Content starts

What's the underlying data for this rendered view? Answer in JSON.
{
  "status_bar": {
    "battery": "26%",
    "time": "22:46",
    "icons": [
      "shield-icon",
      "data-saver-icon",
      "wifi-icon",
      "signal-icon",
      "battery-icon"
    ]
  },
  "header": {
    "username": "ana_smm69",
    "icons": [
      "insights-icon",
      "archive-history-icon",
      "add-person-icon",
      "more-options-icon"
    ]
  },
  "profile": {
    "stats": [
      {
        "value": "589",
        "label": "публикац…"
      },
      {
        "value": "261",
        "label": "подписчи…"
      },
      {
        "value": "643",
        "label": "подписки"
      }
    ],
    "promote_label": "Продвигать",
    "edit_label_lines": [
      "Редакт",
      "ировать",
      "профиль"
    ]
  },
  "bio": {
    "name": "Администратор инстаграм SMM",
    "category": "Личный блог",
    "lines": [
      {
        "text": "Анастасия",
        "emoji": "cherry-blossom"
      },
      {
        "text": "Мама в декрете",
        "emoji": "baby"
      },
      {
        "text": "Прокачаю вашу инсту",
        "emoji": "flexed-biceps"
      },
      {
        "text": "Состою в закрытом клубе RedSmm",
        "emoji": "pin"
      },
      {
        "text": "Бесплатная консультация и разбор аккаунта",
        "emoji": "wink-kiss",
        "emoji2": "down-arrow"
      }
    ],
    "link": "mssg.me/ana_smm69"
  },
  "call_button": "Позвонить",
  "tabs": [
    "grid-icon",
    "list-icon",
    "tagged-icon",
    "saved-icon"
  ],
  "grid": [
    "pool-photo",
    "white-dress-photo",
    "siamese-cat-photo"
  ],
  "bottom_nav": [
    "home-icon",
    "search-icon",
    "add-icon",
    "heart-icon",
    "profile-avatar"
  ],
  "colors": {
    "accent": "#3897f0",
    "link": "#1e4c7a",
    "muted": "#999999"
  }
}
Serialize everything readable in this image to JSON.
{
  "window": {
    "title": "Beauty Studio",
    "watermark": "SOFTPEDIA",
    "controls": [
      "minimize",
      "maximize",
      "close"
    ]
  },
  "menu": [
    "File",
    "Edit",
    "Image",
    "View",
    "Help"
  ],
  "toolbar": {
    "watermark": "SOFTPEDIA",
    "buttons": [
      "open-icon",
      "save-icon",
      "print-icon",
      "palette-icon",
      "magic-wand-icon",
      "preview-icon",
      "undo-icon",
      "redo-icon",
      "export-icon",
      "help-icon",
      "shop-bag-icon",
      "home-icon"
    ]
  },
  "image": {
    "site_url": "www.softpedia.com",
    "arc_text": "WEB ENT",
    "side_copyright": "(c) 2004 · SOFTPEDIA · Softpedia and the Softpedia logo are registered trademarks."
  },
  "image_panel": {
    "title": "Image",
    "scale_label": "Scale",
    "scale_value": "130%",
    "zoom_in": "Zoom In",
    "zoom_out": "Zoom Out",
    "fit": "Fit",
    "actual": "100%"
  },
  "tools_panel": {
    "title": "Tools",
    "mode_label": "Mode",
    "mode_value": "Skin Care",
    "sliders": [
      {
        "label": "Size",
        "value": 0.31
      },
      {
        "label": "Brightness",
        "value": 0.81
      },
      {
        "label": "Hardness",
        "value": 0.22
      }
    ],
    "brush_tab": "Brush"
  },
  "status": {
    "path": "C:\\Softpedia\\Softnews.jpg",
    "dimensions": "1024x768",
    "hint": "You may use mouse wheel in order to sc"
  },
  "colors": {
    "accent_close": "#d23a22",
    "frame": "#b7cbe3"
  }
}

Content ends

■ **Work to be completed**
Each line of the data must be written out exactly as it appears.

■ **Written reply**
What's the underlying data for this rendered view? Answer in JSON.
{
  "status_bar": {
    "battery": "26%",
    "time": "22:46",
    "icons": [
      "shield-icon",
      "data-saver-icon",
      "wifi-icon",
      "signal-icon",
      "battery-icon"
    ]
  },
  "header": {
    "username": "ana_smm69",
    "icons": [
      "insights-icon",
      "archive-history-icon",
      "add-person-icon",
      "more-options-icon"
    ]
  },
  "profile": {
    "stats": [
      {
        "value": "589",
        "label": "публикац…"
      },
      {
        "value": "261",
        "label": "подписчи…"
      },
      {
        "value": "643",
        "label": "подписки"
      }
    ],
    "promote_label": "Продвигать",
    "edit_label_lines": [
      "Редакт",
      "ировать",
      "профиль"
    ]
  },
  "bio": {
    "name": "Администратор инстаграм SMM",
    "category": "Личный блог",
    "lines": [
      {
        "text": "Анастасия",
        "emoji": "cherry-blossom"
      },
      {
        "text": "Мама в декрете",
        "emoji": "baby"
      },
      {
        "text": "Прокачаю вашу инсту",
        "emoji": "flexed-biceps"
      },
      {
        "text": "Состою в закрытом клубе RedSmm",
        "emoji": "pin"
      },
      {
        "text": "Бесплатная консультация и разбор аккаунта",
        "emoji": "wink-kiss",
        "emoji2": "down-arrow"
      }
    ],
    "link": "mssg.me/ana_smm69"
  },
  "call_button": "Позвонить",
  "tabs": [
    "grid-icon",
    "list-icon",
    "tagged-icon",
    "saved-icon"
  ],
  "grid": [
    "pool-photo",
    "white-dress-photo",
    "siamese-cat-photo"
  ],
  "bottom_nav": [
    "home-icon",
    "search-icon",
    "add-icon",
    "heart-icon",
    "profile-avatar"
  ],
  "colors": {
    "accent": "#3897f0",
    "link": "#1e4c7a",
    "muted": "#999999"
  }
}
Serialize everything readable in this image to JSON.
{
  "window": {
    "title": "Beauty Studio",
    "watermark": "SOFTPEDIA",
    "controls": [
      "minimize",
      "maximize",
      "close"
    ]
  },
  "menu": [
    "File",
    "Edit",
    "Image",
    "View",
    "Help"
  ],
  "toolbar": {
    "watermark": "SOFTPEDIA",
    "buttons": [
      "open-icon",
      "save-icon",
      "print-icon",
      "palette-icon",
      "magic-wand-icon",
      "preview-icon",
      "undo-icon",
      "redo-icon",
      "export-icon",
      "help-icon",
      "shop-bag-icon",
      "home-icon"
    ]
  },
  "image": {
    "site_url": "www.softpedia.com",
    "arc_text": "WEB ENT",
    "side_copyright": "(c) 2004 · SOFTPEDIA · Softpedia and the Softpedia logo are registered trademarks."
  },
  "image_panel": {
    "title": "Image",
    "scale_label": "Scale",
    "scale_value": "130%",
    "zoom_in": "Zoom In",
    "zoom_out": "Zoom Out",
    "fit": "Fit",
    "actual": "100%"
  },
  "tools_panel": {
    "title": "Tools",
    "mode_label": "Mode",
    "mode_value": "Skin Care",
    "sliders": [
      {
        "label": "Size",
        "value": 0.31
      },
      {
        "label": "Brightness",
        "value": 0.81
      },
      {
        "label": "Hardness",
        "value": 0.22
      }
    ],
    "brush_tab": "Brush"
  },
  "status": {
    "path": "C:\\Softpedia\\Softnews.jpg",
    "dimensions": "1024x768",
    "hint": "You may use mouse wheel in order to sc"
  },
  "colors": {
    "accent_close": "#d23a22",
    "frame": "#b7cbe3"
  }
}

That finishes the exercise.